BEGIN INPUT DATA

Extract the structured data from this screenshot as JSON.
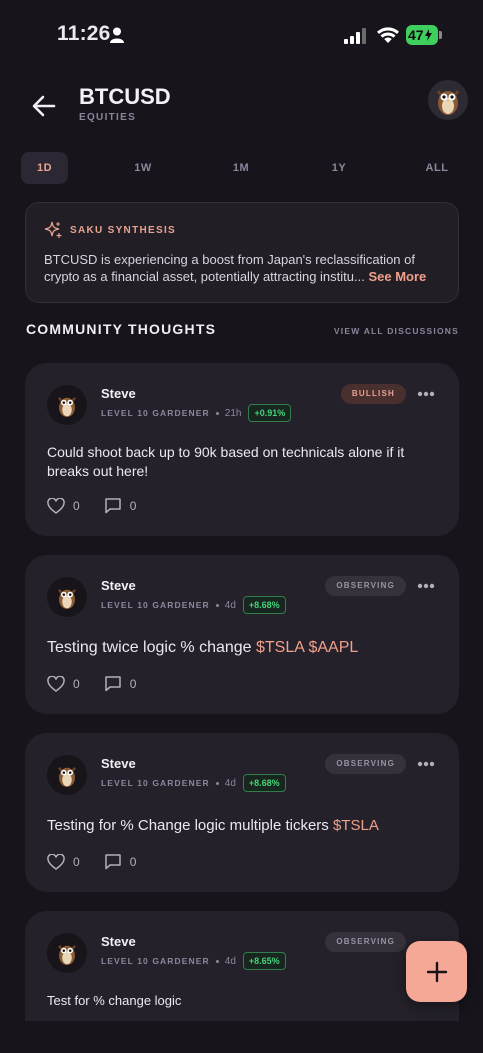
{
  "status_bar": {
    "time": "11:26",
    "battery": "47"
  },
  "header": {
    "ticker": "BTCUSD",
    "category": "EQUITIES"
  },
  "range_tabs": [
    "1D",
    "1W",
    "1M",
    "1Y",
    "ALL"
  ],
  "active_range": "1D",
  "synthesis": {
    "label": "SAKU SYNTHESIS",
    "text": "BTCUSD is experiencing a boost from Japan's reclassification of crypto as a financial asset, potentially attracting institu...",
    "see_more": "See More"
  },
  "community": {
    "title": "COMMUNITY THOUGHTS",
    "view_all": "VIEW ALL DISCUSSIONS"
  },
  "posts": [
    {
      "author": "Steve",
      "level": "LEVEL 10 GARDENER",
      "age": "21h",
      "change": "+0.91%",
      "sentiment": "BULLISH",
      "body": "Could shoot back up to 90k based on technicals alone if it breaks out here!",
      "body_tags": "",
      "likes": "0",
      "comments": "0"
    },
    {
      "author": "Steve",
      "level": "LEVEL 10 GARDENER",
      "age": "4d",
      "change": "+8.68%",
      "sentiment": "OBSERVING",
      "body": "Testing twice logic % change ",
      "body_tags": "$TSLA $AAPL",
      "likes": "0",
      "comments": "0"
    },
    {
      "author": "Steve",
      "level": "LEVEL 10 GARDENER",
      "age": "4d",
      "change": "+8.68%",
      "sentiment": "OBSERVING",
      "body": "Testing for % Change logic multiple tickers ",
      "body_tags": "$TSLA",
      "likes": "0",
      "comments": "0"
    },
    {
      "author": "Steve",
      "level": "LEVEL 10 GARDENER",
      "age": "4d",
      "change": "+8.65%",
      "sentiment": "OBSERVING",
      "body": "Test for % change logic",
      "body_tags": "",
      "likes": "",
      "comments": ""
    }
  ],
  "colors": {
    "accent": "#f0a08b",
    "positive": "#49d17a",
    "background": "#17141c",
    "card": "#24212a"
  },
  "icons": [
    "back-arrow-icon",
    "sparkle-icon",
    "heart-icon",
    "comment-icon",
    "more-icon",
    "plus-icon",
    "owl-avatar-icon"
  ]
}
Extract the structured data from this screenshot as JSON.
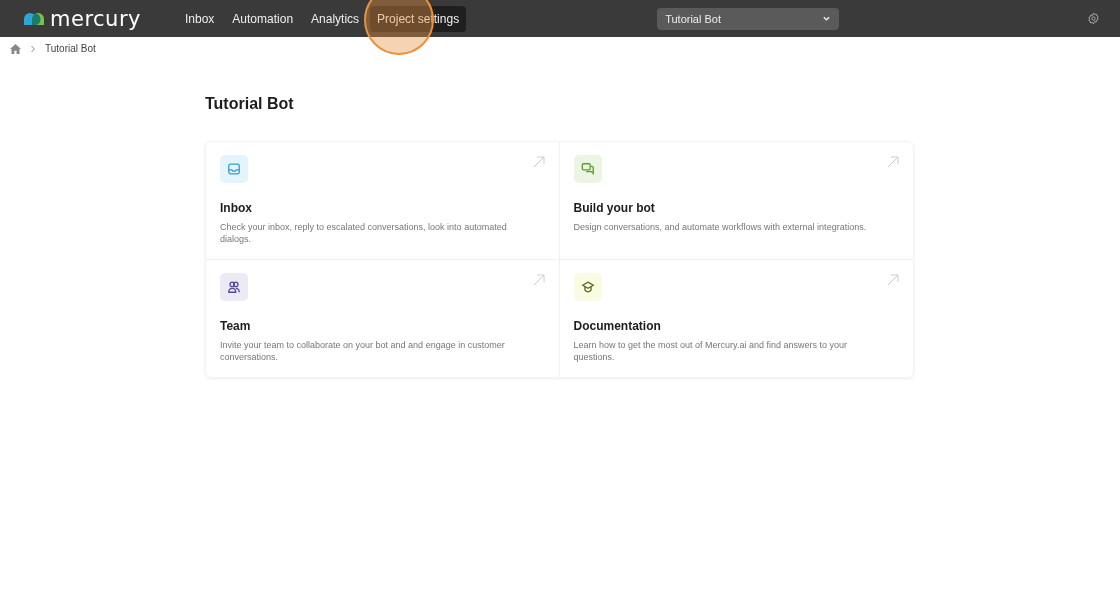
{
  "header": {
    "logo": "mercury",
    "nav": [
      {
        "label": "Inbox",
        "selected": false
      },
      {
        "label": "Automation",
        "selected": false
      },
      {
        "label": "Analytics",
        "selected": false
      },
      {
        "label": "Project settings",
        "selected": true
      }
    ],
    "project_select": {
      "value": "Tutorial Bot"
    }
  },
  "breadcrumb": [
    "Tutorial Bot"
  ],
  "page_title": "Tutorial Bot",
  "cards": [
    {
      "kind": "inbox",
      "title": "Inbox",
      "description": "Check your inbox, reply to escalated conversations, look into automated dialogs."
    },
    {
      "kind": "build",
      "title": "Build your bot",
      "description": "Design conversations, and automate workflows with external integrations."
    },
    {
      "kind": "team",
      "title": "Team",
      "description": "Invite your team to collaborate on your bot and and engage in customer conversations."
    },
    {
      "kind": "docs",
      "title": "Documentation",
      "description": "Learn how to get the most out of Mercury.ai and find answers to your questions."
    }
  ]
}
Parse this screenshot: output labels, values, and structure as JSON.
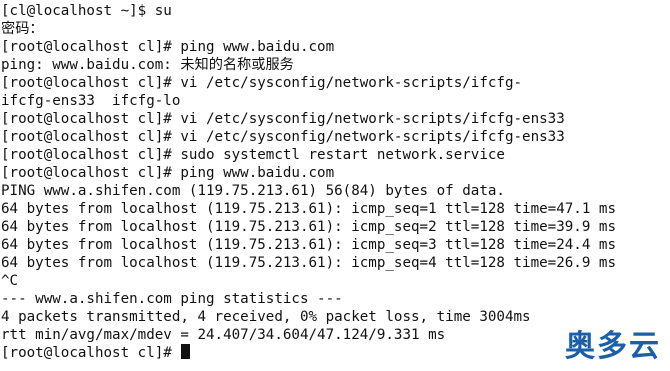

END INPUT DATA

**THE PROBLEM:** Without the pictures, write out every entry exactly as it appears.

**TASK ANSWER:**
Extract the structured data from this screenshot as JSON.
{
  "status_bar": {
    "time": "11:26",
    "battery": "47"
  },
  "header": {
    "ticker": "BTCUSD",
    "category": "EQUITIES"
  },
  "range_tabs": [
    "1D",
    "1W",
    "1M",
    "1Y",
    "ALL"
  ],
  "active_range": "1D",
  "synthesis": {
    "label": "SAKU SYNTHESIS",
    "text": "BTCUSD is experiencing a boost from Japan's reclassification of crypto as a financial asset, potentially attracting institu...",
    "see_more": "See More"
  },
  "community": {
    "title": "COMMUNITY THOUGHTS",
    "view_all": "VIEW ALL DISCUSSIONS"
  },
  "posts": [
    {
      "author": "Steve",
      "level": "LEVEL 10 GARDENER",
      "age": "21h",
      "change": "+0.91%",
      "sentiment": "BULLISH",
      "body": "Could shoot back up to 90k based on technicals alone if it breaks out here!",
      "body_tags": "",
      "likes": "0",
      "comments": "0"
    },
    {
      "author": "Steve",
      "level": "LEVEL 10 GARDENER",
      "age": "4d",
      "change": "+8.68%",
      "sentiment": "OBSERVING",
      "body": "Testing twice logic % change ",
      "body_tags": "$TSLA $AAPL",
      "likes": "0",
      "comments": "0"
    },
    {
      "author": "Steve",
      "level": "LEVEL 10 GARDENER",
      "age": "4d",
      "change": "+8.68%",
      "sentiment": "OBSERVING",
      "body": "Testing for % Change logic multiple tickers ",
      "body_tags": "$TSLA",
      "likes": "0",
      "comments": "0"
    },
    {
      "author": "Steve",
      "level": "LEVEL 10 GARDENER",
      "age": "4d",
      "change": "+8.65%",
      "sentiment": "OBSERVING",
      "body": "Test for % change logic",
      "body_tags": "",
      "likes": "",
      "comments": ""
    }
  ],
  "colors": {
    "accent": "#f0a08b",
    "positive": "#49d17a",
    "background": "#17141c",
    "card": "#24212a"
  },
  "icons": [
    "back-arrow-icon",
    "sparkle-icon",
    "heart-icon",
    "comment-icon",
    "more-icon",
    "plus-icon",
    "owl-avatar-icon"
  ]
}
Extract the structured data from this screenshot as JSON.
{
  "header": {
    "logo": "mercury",
    "nav": [
      {
        "label": "Inbox",
        "selected": false
      },
      {
        "label": "Automation",
        "selected": false
      },
      {
        "label": "Analytics",
        "selected": false
      },
      {
        "label": "Project settings",
        "selected": true
      }
    ],
    "project_select": {
      "value": "Tutorial Bot"
    }
  },
  "breadcrumb": [
    "Tutorial Bot"
  ],
  "page_title": "Tutorial Bot",
  "cards": [
    {
      "kind": "inbox",
      "title": "Inbox",
      "description": "Check your inbox, reply to escalated conversations, look into automated dialogs."
    },
    {
      "kind": "build",
      "title": "Build your bot",
      "description": "Design conversations, and automate workflows with external integrations."
    },
    {
      "kind": "team",
      "title": "Team",
      "description": "Invite your team to collaborate on your bot and and engage in customer conversations."
    },
    {
      "kind": "docs",
      "title": "Documentation",
      "description": "Learn how to get the most out of Mercury.ai and find answers to your questions."
    }
  ]
}
Parse this screenshot: output labels, values, and structure as JSON.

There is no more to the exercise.